Environmental News for a Healthier Planet and Life

Scientists Identify Tipping Points for Antarctica's Pine Island Glacier for First Time

Scientists Identify Tipping Points for Antarctica's Pine Island Glacier for First Time
A large, long-running crack is visible across the Pine Island Glacier on Oct. 14, 2011. NASA ICE / Wikimedia Commons / CC by 2.0

Antarctica's Pine Island Glacier is currently losing more ice than any other glacier in Antarctica, but could it collapse entirely?

This has been a matter of debate and concern for scientists. Now, for the first time, researchers have identified the tipping points that would send the glacier into an irreversible retreat and published their findings in The Cryosphere on March 25. This retreat is a big deal because it could lead to the entire West Antarctic Ice Sheet collapsing and sea levels rising almost 10 feet.

"The possibility of Pine Island Glacier entering an unstable retreat has been raised before, but this is the first time that this possibility is rigorously established and quantified," Hilmar Gudmundsson, study author and University of Northumbria professor of glaciology and extreme environments, said in a press release.


West Antarctica is feeling the impacts of the climate crisis more than East Antarctica. The West Antarctic Peninsula is warming five times faster than the global average, the University Corporation for Atmospheric Research found. In West Antarctica, the Pine Island Glacier and its neighbor, the Thwaites Glacier, are two of the glaciers most impacted by warming temperatures, and there is evidence that the ice shelf supporting them is beginning to crack.

Even now, the two glaciers are responsible for around 10 percent of global sea level rise, the press release explained, which is why researchers are so concerned about their eventual collapse. However, while scientists have raised the possibility of collapse before, they have not been able to identify if or how it would happen.

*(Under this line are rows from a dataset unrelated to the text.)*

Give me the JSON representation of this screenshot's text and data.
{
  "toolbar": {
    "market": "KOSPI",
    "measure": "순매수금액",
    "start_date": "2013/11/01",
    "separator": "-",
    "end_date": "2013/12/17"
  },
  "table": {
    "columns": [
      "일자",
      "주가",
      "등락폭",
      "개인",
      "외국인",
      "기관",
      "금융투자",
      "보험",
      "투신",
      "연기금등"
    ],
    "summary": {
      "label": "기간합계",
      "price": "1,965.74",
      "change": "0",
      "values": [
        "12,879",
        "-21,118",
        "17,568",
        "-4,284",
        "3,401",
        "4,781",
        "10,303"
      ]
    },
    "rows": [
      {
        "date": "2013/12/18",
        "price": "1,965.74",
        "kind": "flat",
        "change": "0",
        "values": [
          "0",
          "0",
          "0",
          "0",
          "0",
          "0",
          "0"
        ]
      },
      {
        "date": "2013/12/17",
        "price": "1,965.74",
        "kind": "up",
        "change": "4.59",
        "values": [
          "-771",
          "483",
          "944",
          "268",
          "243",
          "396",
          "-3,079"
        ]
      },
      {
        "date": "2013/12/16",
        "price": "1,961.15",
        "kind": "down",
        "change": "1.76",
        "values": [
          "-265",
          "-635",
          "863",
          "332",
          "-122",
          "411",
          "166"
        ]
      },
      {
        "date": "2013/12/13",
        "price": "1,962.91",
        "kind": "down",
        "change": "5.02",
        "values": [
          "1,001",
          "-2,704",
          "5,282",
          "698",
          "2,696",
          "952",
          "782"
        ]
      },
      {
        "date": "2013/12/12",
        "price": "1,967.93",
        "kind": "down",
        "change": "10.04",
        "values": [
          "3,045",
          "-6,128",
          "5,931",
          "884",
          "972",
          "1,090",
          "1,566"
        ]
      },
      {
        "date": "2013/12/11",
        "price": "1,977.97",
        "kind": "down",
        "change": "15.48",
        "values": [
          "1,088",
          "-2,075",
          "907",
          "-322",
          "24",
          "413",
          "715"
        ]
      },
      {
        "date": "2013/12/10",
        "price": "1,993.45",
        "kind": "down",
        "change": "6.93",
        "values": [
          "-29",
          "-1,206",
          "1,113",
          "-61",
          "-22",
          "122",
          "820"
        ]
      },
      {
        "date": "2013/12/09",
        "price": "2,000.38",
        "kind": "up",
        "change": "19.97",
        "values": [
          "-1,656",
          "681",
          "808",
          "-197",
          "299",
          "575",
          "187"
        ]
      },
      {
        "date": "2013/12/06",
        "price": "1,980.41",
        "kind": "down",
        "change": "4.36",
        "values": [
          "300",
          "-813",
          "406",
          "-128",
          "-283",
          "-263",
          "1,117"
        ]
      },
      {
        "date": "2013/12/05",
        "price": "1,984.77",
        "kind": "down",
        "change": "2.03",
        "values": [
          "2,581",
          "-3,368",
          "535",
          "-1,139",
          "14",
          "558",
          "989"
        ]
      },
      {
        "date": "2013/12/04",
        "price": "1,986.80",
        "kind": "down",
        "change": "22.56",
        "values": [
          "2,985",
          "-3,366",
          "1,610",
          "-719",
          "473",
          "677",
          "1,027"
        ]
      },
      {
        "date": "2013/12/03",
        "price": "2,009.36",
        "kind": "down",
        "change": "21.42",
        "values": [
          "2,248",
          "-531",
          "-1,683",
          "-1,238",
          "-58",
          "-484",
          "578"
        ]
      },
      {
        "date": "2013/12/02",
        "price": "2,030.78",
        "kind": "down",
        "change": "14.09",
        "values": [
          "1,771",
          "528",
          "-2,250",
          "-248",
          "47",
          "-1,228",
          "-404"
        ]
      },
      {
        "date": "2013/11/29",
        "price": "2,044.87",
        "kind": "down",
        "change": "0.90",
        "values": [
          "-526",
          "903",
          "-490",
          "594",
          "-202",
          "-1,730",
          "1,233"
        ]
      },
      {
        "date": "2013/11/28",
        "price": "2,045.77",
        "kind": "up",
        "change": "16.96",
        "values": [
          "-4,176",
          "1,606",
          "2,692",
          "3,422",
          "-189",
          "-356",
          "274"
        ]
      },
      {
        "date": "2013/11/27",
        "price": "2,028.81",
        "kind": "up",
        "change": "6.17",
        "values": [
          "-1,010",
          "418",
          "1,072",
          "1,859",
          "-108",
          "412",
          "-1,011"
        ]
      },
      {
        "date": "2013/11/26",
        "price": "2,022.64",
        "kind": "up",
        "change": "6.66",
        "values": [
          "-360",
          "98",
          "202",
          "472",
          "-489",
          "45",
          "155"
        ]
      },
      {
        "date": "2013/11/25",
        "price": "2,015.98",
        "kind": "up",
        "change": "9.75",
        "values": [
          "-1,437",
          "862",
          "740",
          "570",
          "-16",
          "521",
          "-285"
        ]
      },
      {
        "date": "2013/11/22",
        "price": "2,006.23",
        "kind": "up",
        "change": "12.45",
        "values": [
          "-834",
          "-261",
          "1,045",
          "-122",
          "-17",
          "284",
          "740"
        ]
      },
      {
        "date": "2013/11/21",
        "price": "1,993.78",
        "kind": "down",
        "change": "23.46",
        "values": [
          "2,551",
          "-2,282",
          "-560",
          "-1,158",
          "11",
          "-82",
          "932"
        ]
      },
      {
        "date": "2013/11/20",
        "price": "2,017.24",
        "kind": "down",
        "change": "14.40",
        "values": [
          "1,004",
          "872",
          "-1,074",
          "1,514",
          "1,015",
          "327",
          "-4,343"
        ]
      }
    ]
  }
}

Until now. The University of Northumbria team developed an ice-flow model that enables them to identify key tipping points for the glacier.

"Many different computer simulations around the world are attempting to quantify how a changing climate could affect the West Antarctic Ice Sheet, but identifying whether a period of retreat in these models is a tipping point is challenging," Dr. Sebastian Rosier, study lead author and a Vice-Chancellor's Research Fellow in Northumbria's Department of Geography and Environmental Sciences, said in the press release. "However, it is a crucial question and the methodology we use in this new study makes it much easier to identify potential future tipping points."

Using their model, the researchers identified three potential tipping points for the Pine Island Glacier.

"The third and final event, triggered by an ocean warming of approximately 1.2 degrees C from the steady-state model configuration, leads to a retreat of the entire glacier that could initiate a collapse of the West Antarctic Ice Sheet," the study authors warned.

While Gudmundsson was pleased with the results on a scientific level, they also alarmed him on a human level.

"[T[he findings of this study also concern me. Should the glacier enter unstable irreversible retreat, the impact on sea level could be measured in meters, and as this study shows, once the retreat starts it might be impossible to halt it," he said.

Air France airplanes parked at the Charles de Gaulle/Roissy airport on March 24, 2020. SAMSON / AFP via Getty Images

France moved one step closer this weekend to banning short-haul flights in an attempt to fight the climate crisis.

Read More Show Less
EcoWatch Daily Newsletter
A woman looks at a dead gray whale on the beach in the SF Bay area on May 23, 2019; a new spate of gray whales have been turning up dead near San Francisco. Justin Sullivan / Getty Images

Four gray whales have washed up dead near San Francisco within nine days, and at least one cause of death has been attributed to a ship strike.

Read More Show Less
A small tourist town has borne the brunt of a cyclone which swept across the West Australian coast. ABC News (Australia) / YouTube

Tropical Cyclone Seroja slammed into the Western Australian town of Kalbarri Sunday as a Category 3 storm before grinding a more-than 600-mile path across the country's Southwest.

Read More Show Less
A general view shows the remains of a dam along a river in Tapovan, India, on February 10, 2021, following a flash flood caused by a glacier break on February 7. Sajjad Hussain / AFP / Getty Images

By Rishika Pardikar

Search operations are still underway to find those declared missing following the Uttarakhand disaster on 7 February 2021.

Read More Show Less
Indigenous youth, organizers with the Dakota Access and Line 3 pipeline fights and climate activists march to the White House to protest against pipeline projects on April 1, 2021. Bill Clark / CQ-Roll Call, Inc via Getty Images

By Jessica Corbett

Indigenous leaders and climate campaigners on Friday blasted President Joe Biden's refusal to shut down the Dakota Access Pipeline during a court-ordered environmental review, which critics framed as a betrayal of his campaign promises to improve tribal relations and transition the country to clean energy.

Read More Show Less